Fintech firms and new technologies have disrupted financial services over the last 20 years, threatening the status quo. Established organisations have had to evolve quickly to stay relevant.
Mudassar Ulhaq, CIO of Waverton Investment Management, knew moving to the cloud would have to be the first step.
He launched a concerted push to move online in October 2019 - a prescient move, it would later turn out, as the pandemic hit and remote working soared.
"We had a physical DR site - which was the norm back then - and we also had a physical data centre within the building, which again is pretty common for many organisations with servers. We had over 60 servers hosting production servers with core and IT dev...
"I wanted to start the journey of moving those 60 servers into the cloud, either by consolidating, removing or leveraging some of the PaaS services that the cloud offers."
Mudassar's team split the migration into two: core, and IT dev. Core, of course, came first and was completed by "late 2021 or early 2022." Dev - specifically production - was more challenging, but should be completed in the next three months.
"We will be a cloud-first wealth manager by the end of this year. That's a big statement, and what I mean by that is we won't have any physical servers downstairs. That's my objective: to only have network devices and Internet connectivity in our comms room downstairs."
The security stack
It wasn't only the infrastructure the team looked at. They also decided to use the opportunity for a total root-and-branch reform of Waverton's security.
The company had been using third-party tools, but with the cloud move "pushed all of that into Azure." It now relies on Microsoft Azure Security Centre, "completely, across all estates," with logs from devices and servers sent directly to an external SoC using Microsoft Sentinel.
Those logs are important in the hybrid world; they help to capture events outside the office and receive criticality-based alerts.
The Microsoft theme continues in the new approach to disaster recovery. Mudassar's team removed the dedicated, physical DR site as part of the migration and replaced it with a setup relying on Azure regions.
"[We've got] infrastructure on-prem that replicates in a triangular setup; so effectively you've got servers in the UK South replicating to UK West, and servers in West going to South."
South acts as the primary datacentre, with West as a "failover." Waverton "leveraged the complete Microsoft data backup solutions" to support the concept.
Even more Microsoft
Waverton is clearly a committed Microsoft house, to the point where the Windows-maker is deemed a critical supplier. That made Azure the obvious public cloud choice.
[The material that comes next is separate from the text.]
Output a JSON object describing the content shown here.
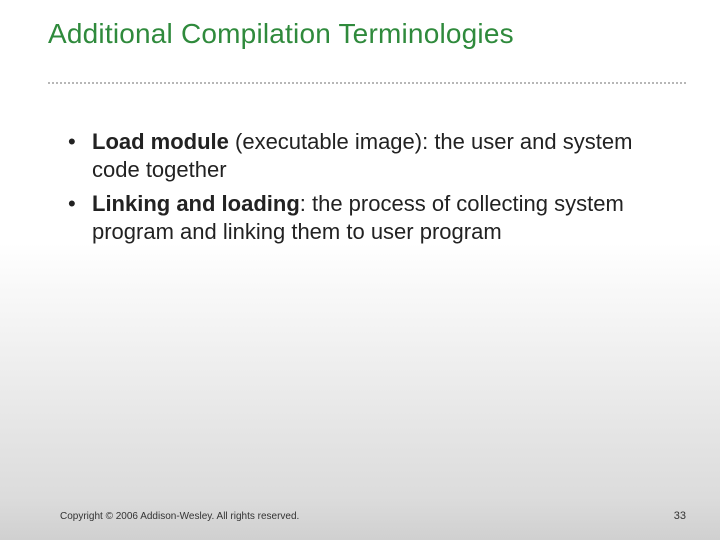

"The overall Microsoft approach has naturally been the obvious route based on historical use cases for Waverton... We did evaluate the other two [cloud providers, AWS and Google,] as a comparison, but interoperability with our existing systems was key. The move to Microsoft initially, with our Outlook and e-mail systems, allowed us to test the waters and gain the confidence."
Staff training - or the lack of it - was another benefit.
"Having the skills of Microsoft engineers [already in the business] and upskilling them was far easier than upskilling them to an AWS or a Google specialist."
Being cloud-first is still "quite rare" in financial services, with many firms only just beginning the journey of moving off-prem, "probably because of the associated risks." However, Waverton's work with Microsoft has given the company a head start, and it's now among the sector's frontrunners.
The next step is to examine the possibilities of future technologies, starting with AI.
"We cannot allow shadow IT to be created again
Like most companies, Waverton wants to be seen as moving with the times and embracing new developments. And like most IT leaders, Mudassar has fielded a number of questions about AI this year - which will, "without a shadow of a doubt," be a pivotal technology.
Microsoft recently shared information around pricing for Copilot, its AI implementation in Windows 11, which has allowed customers to start planning their own rollouts. But just as important as the software rollout is the governance that has to accompany any new tech.
"We're looking at creating AI policies that allow us to start the governance around AI tools...because we cannot allow shadow IT to be created again. We've got control of shadow IT; we just need to make sure that the AI doesn't evolve into that as well."
Next up come use case evaluations, business proposals, budgets and all the bureaucratic fun that accompanies any new technology rollout.
Disruption has been widespread in financial services this century. AI threatens to do the same thing again, at a massive scale - unless IT leaders like Mudassar can get ahead of it.